We stopped for lunch at the charming TPK Bistro where we had a delicious and surprisingly reasonably priced lunch of Panini di Italian prosciutto ham and fontina cheese and Stromboli di pollo, served by a friendly and gracious wait staff, who seemed genuinely happy to serve us. Perhaps one reason the servers were so attentive was the fact that we were the restaurant’s only guests, at 12 pm.
Despite excellent food, great service and an ideal location on Colorado Avenue, a central thoroughfare, the eatery was empty, as was much of the town. This was partially due to the flagging economy which brought fewer visitors this year, and also partially because the ski season was nearly over, but according to locals, even during peak season the town is never over-run or crowded, as say Park City, Utah, during Sundance, which can be a bear.
Likewise, the Telluride gets two thumbs up for eschewing commercialism, which has nearly ruined Park City, which must have resembled Telluride before the film festival overtook it. Hopefully Telluride will not head that way, despite the fact that it also hosts the Telluride Film Festival each fall which continues to grow in popularity and rivals Sundance in the quality of films it features, such as Sling Blade, Brokeback Mountain and Slumdog Millionaire, which all had premiere screenings at Telluride.
While there are plenty of cultural scenes in town, including theaters and music venues, the main attraction of Telluride remains the great outdoors, where visitors can enjoy all sorts of activities year round, from fly-fishing and horseback riding to paragliding and hot air balloon rides.
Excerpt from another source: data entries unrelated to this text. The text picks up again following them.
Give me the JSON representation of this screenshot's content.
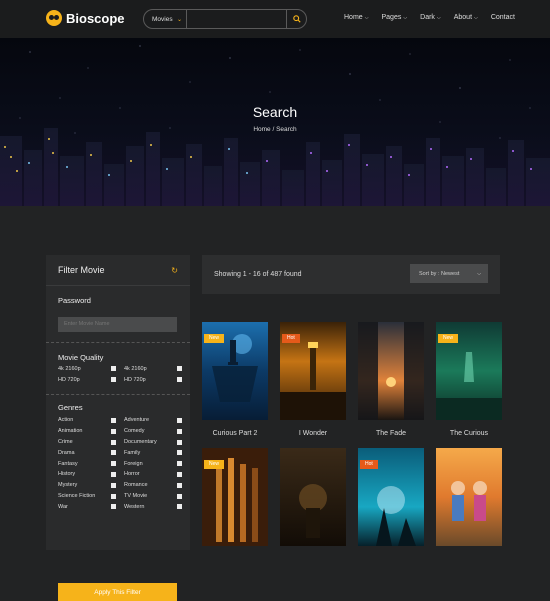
{
  "header": {
    "logo_text": "Bioscope",
    "search": {
      "category": "Movies",
      "placeholder": ""
    },
    "nav": [
      "Home",
      "Pages",
      "Dark",
      "About",
      "Contact"
    ]
  },
  "hero": {
    "title": "Search",
    "breadcrumb": "Home  /  Search"
  },
  "filter": {
    "title": "Filter Movie",
    "password_label": "Password",
    "password_placeholder": "Enter Movie Name",
    "quality_label": "Movie Quality",
    "quality": [
      "4k 2160p",
      "4k 2160p",
      "HD 720p",
      "HD 720p"
    ],
    "genres_label": "Genres",
    "genres": [
      "Action",
      "Adventure",
      "Animation",
      "Comedy",
      "Crime",
      "Documentary",
      "Drama",
      "Family",
      "Fantasy",
      "Foreign",
      "History",
      "Horror",
      "Mystery",
      "Romance",
      "Science Fiction",
      "TV Movie",
      "War",
      "Western"
    ],
    "apply_label": "Apply This Filter"
  },
  "toolbar": {
    "showing": "Showing 1 - 16 of 487 found",
    "sort": "Sort by : Newest"
  },
  "movies": [
    {
      "title": "Curious Part 2",
      "badge": "New"
    },
    {
      "title": "I Wonder",
      "badge": "Hot"
    },
    {
      "title": "The Fade",
      "badge": ""
    },
    {
      "title": "The Curious",
      "badge": "New"
    },
    {
      "title": "",
      "badge": "New"
    },
    {
      "title": "",
      "badge": ""
    },
    {
      "title": "",
      "badge": "Hot"
    },
    {
      "title": "",
      "badge": ""
    }
  ]
}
Of course, the snow skiing is legendary, and after a few runs down the slopes it is clear why. Owing to the location of the resort nestled in a box canyon, the weather is ideal for snow and snow making. The snow was perfect. No ice, groomed, packed powder, and I had the trails almost to myself. It was absolutely the best skiing I had ever experienced.
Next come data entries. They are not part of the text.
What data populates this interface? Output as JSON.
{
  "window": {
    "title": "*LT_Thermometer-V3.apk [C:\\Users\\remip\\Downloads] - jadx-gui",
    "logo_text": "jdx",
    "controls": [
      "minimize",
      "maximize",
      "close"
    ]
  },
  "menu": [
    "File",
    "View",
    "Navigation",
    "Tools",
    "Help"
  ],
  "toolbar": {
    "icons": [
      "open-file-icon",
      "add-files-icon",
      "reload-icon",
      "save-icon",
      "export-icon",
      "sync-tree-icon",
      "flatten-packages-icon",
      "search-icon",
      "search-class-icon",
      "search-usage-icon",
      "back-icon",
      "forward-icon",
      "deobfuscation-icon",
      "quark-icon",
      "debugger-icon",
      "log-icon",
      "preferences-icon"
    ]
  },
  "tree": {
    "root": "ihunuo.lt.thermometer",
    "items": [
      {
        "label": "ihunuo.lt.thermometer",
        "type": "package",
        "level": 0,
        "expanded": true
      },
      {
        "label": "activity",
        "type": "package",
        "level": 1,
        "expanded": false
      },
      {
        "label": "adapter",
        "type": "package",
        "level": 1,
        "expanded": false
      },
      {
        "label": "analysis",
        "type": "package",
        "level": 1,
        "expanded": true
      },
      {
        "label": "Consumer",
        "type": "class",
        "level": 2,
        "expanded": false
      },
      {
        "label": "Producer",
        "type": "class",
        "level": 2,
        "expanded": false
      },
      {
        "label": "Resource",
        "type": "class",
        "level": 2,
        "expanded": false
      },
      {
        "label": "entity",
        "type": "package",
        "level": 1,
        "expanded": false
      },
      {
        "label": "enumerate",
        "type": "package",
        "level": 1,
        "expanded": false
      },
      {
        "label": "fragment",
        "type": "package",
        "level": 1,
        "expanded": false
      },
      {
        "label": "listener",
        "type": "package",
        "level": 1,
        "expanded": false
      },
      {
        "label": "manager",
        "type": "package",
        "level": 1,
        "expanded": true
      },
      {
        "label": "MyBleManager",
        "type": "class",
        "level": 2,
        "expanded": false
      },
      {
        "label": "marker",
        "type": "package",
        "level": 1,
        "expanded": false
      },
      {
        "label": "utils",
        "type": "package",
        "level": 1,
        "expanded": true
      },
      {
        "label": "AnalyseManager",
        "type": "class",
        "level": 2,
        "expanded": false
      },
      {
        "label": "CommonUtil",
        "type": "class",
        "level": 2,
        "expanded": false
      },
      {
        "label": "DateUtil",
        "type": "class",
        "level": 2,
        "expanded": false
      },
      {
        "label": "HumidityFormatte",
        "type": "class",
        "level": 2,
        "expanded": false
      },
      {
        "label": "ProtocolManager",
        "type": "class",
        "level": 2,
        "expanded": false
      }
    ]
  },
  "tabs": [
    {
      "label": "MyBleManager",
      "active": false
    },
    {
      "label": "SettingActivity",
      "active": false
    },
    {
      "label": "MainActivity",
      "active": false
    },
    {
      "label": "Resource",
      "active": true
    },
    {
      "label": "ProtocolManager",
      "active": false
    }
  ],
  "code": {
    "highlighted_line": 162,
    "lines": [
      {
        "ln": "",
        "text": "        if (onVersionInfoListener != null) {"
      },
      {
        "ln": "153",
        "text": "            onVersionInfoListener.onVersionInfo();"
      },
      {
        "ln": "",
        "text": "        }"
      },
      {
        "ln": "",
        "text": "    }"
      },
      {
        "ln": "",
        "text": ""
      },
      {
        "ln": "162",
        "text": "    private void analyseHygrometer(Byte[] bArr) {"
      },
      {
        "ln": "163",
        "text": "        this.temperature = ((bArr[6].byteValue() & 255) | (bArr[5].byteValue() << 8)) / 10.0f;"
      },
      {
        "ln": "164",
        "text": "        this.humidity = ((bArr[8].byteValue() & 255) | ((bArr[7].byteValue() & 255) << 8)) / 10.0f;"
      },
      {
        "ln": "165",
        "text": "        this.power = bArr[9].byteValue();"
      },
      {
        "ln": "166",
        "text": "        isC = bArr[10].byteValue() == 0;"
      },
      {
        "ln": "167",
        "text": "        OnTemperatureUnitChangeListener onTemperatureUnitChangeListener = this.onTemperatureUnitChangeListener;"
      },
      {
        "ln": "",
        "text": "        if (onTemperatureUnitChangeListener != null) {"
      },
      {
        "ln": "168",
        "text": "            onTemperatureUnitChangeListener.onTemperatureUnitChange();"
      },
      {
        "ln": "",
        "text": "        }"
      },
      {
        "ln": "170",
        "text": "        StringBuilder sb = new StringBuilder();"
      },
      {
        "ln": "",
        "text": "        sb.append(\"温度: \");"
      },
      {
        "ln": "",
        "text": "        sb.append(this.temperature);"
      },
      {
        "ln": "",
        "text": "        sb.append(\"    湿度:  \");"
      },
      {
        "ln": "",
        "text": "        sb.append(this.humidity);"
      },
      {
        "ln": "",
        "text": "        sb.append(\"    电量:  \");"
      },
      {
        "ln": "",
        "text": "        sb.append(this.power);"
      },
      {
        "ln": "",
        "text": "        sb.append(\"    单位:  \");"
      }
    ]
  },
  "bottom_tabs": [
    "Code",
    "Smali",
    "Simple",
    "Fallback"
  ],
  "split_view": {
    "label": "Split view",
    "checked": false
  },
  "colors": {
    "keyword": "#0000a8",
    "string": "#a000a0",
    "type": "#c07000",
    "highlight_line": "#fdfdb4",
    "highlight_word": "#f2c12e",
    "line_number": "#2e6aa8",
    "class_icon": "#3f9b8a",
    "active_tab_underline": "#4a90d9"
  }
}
While downhill skiing is why most winter tourists come to Telluride, the resort offers a host of other snow-capades, including cross-country and Nordic skiing, heli skiing, dog sledding, sleigh rides and snowmobiling. The latter was the adventure of choice for us, and on our final day we headed out for a snowmobiling tour with Telluride Snowmobiling Adventures, thanks to a few hours timeout arranged by the Peaks Resort with a local nanny service.
Our friendly guide, Sam Haury, suited us up with warm boots and goggles, and we hopped on our machines and sped off in the freshly fallen snow high into the mountains. Sam stopped along the way to give us an educational tour of the historic spots, such as the Alta Ghost Town where miners and their families once lived.
We also learned that Telluride was the first in the world to have electric street lights (a week before Paris) thanks to the world’s first hydro-electric power plant built in 1904 to power the Smuggler-Union Mine. By the end of our two-hour tour, we not only truly appreciated the beauty and history of Telluride, we were expert snowmobilers, flying over whoop-de-dos and winding our way around curves through snow-covered forests with ease.
Our adventures in Telluride were a blast, though our four-day visit was much too short to do all that we wanted to do during our stay. But just because the snow will be melting soon, that won’t stop us from returning in the near future, because as the locals kept telling us, ‘You can always come back, and the summer season is even better!’